White House perspectives on Erdoğan
The Obama administration made its strongest criticism against Erdoğan when he blamed Israel for being behind the Gezi Park incidents using an anti-Semitic tone. The White House is well aware that Israel is not welcomed even by the leaders of many of US-allied countries in the Middle East. Even the relationship between this White House and Israel has soured recently. However, when anti-Semitism is involved, powerful moral and political mechanisms come into play. The strong signals suggesting Erdoğan’s return to his “Islamist” roots put US officials into a state of heightened alertness. His day-by-day shift from a pragmatic, realistic and accepting leader toward an increasingly ill-tempered, uncompromising and anti-democratic one is creating risks for Turkey’s partners, including the US.
On top of his provocative attitude during the Gezi Park incidents, Erdoğan’s extremely harsh and paranoid reaction to the corruption investigation has further deepened international mistrust toward him. It also weakened the hands of those who want to showcase Turkey as an example for Middle Eastern countries. Many in the US capital have little or no doubt that the corruption allegations are largely true. Washington is cognizant that it will have to continue working with Erdoğan in the foreseeable future, but it also hopes more reasonable and uncontroversial actors will enter the Turkish political scene. This is why, nowadays, they are meticulously contemplating the possible effects of this latest domestic crisis on the upcoming elections.
Prime Minister Erdoğan loves to take all the credit when things go well and to blame his friends, partners or a totally unrelated group otherwise. One of the domestic victims of this chronic lack of self-criticism is the Hizmet (Gülen) community. Outside the country, the US and the “interest lobby” — by which Erdoğan means the Jews — top the list.
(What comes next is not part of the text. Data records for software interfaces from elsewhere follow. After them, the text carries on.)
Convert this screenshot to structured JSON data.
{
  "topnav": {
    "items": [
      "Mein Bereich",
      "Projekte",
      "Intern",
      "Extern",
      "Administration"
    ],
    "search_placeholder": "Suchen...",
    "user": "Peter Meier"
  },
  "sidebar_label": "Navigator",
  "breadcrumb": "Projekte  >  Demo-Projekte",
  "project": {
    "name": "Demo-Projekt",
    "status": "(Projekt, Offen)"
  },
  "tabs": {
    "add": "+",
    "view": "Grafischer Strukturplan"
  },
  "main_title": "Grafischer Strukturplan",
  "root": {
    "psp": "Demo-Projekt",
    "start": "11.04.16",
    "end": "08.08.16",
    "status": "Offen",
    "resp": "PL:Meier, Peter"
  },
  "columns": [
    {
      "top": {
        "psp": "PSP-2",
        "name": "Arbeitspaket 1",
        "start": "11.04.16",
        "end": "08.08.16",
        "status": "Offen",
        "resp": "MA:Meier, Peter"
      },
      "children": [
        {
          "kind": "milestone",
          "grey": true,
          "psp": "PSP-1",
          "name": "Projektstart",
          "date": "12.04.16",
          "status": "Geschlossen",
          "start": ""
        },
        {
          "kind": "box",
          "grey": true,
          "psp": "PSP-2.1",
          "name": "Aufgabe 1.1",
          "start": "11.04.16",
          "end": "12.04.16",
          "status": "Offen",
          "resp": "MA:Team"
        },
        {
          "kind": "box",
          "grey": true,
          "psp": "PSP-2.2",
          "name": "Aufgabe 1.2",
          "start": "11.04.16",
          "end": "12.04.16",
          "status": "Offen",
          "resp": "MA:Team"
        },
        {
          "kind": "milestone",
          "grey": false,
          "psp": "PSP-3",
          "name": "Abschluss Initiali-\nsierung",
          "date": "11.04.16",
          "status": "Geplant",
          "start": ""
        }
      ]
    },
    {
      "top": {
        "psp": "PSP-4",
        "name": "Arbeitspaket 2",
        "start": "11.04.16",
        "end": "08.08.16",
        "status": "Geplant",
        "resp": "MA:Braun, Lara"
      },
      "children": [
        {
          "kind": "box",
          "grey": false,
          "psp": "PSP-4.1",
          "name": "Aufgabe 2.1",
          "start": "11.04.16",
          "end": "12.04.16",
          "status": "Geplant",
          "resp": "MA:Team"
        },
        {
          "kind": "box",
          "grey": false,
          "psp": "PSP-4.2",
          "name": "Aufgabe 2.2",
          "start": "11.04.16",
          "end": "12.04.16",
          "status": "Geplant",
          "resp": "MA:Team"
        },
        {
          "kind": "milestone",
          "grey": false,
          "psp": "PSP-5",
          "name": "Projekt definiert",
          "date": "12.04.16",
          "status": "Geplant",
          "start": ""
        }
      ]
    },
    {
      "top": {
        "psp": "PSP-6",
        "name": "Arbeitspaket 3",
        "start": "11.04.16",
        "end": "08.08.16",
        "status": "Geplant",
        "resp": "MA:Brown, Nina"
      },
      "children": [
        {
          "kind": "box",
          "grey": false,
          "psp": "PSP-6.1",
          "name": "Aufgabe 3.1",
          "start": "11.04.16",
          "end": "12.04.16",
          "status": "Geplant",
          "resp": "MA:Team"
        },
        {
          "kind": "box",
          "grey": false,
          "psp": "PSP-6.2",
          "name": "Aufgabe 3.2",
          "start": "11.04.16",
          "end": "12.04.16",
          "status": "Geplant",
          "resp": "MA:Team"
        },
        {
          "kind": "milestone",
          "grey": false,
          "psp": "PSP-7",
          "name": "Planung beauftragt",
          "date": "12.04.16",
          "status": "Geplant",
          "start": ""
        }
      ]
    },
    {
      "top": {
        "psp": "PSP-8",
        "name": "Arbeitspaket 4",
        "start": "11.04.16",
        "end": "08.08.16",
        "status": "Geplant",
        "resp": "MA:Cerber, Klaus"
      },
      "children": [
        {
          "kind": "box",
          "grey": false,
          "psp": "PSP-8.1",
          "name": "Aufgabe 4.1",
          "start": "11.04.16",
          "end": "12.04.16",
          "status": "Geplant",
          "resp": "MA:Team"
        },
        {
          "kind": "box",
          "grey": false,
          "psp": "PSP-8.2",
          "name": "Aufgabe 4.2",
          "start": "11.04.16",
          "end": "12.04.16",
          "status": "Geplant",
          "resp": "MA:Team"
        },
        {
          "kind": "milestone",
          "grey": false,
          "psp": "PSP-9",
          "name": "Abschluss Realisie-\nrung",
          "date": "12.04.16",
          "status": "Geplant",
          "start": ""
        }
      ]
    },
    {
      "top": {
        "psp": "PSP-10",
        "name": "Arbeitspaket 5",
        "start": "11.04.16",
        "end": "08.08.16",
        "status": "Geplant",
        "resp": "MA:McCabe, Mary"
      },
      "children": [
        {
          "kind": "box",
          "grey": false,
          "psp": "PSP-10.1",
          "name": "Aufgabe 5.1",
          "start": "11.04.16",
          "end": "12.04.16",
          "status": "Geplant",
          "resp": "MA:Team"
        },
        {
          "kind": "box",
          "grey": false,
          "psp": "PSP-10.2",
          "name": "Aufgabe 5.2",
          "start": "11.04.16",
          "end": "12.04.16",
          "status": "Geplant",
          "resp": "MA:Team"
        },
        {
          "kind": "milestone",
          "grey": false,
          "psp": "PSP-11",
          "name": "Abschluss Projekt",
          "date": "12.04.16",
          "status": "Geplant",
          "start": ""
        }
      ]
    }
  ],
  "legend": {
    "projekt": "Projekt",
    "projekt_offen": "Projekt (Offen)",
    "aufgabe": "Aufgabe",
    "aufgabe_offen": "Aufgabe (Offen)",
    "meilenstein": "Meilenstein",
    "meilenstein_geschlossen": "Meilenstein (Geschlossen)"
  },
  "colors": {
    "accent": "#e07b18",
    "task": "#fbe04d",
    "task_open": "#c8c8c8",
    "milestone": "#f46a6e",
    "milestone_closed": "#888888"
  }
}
Such overblown fantasies of internal and external enemies might set Turkey off on a dangerous path and undermine the nation’s stability. They must be abandoned immediately.
ALİ H. ASLAN